* [What is needed]:
Lines containing "name": state how many there are in these entries, and write only that number.

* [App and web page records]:
····················
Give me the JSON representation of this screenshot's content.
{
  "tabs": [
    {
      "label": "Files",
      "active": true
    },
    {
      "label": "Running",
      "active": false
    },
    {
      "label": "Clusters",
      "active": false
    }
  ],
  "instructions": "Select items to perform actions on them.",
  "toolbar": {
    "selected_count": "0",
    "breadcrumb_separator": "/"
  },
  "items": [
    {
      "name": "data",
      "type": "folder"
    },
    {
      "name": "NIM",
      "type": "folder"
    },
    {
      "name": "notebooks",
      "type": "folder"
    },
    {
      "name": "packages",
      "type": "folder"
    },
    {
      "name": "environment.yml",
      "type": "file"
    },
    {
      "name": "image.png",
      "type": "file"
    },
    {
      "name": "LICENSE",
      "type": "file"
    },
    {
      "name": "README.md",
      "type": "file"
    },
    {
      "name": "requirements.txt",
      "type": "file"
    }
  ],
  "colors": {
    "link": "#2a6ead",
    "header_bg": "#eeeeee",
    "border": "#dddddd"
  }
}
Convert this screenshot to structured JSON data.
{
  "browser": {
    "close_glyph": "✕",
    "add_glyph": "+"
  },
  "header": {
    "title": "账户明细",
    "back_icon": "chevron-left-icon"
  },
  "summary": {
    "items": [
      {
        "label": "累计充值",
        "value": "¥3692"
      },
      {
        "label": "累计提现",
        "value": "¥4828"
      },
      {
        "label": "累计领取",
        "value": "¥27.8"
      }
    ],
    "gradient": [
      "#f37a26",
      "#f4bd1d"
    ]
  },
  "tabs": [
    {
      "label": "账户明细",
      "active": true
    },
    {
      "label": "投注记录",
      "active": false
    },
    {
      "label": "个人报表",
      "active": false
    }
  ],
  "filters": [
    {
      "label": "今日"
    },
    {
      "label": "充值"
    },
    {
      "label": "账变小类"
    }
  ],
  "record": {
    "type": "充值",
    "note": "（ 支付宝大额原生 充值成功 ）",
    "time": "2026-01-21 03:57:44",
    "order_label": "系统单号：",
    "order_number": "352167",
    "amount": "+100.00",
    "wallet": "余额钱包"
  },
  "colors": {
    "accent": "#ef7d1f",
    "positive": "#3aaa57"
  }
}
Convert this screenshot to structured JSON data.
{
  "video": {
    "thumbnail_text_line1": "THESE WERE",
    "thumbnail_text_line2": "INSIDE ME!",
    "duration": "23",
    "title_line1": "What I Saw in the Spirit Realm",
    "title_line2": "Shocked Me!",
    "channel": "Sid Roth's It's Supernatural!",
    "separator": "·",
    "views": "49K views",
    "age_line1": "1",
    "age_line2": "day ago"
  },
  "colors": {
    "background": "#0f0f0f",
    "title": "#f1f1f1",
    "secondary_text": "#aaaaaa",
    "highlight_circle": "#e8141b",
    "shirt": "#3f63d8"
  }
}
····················
* [Your response]:
9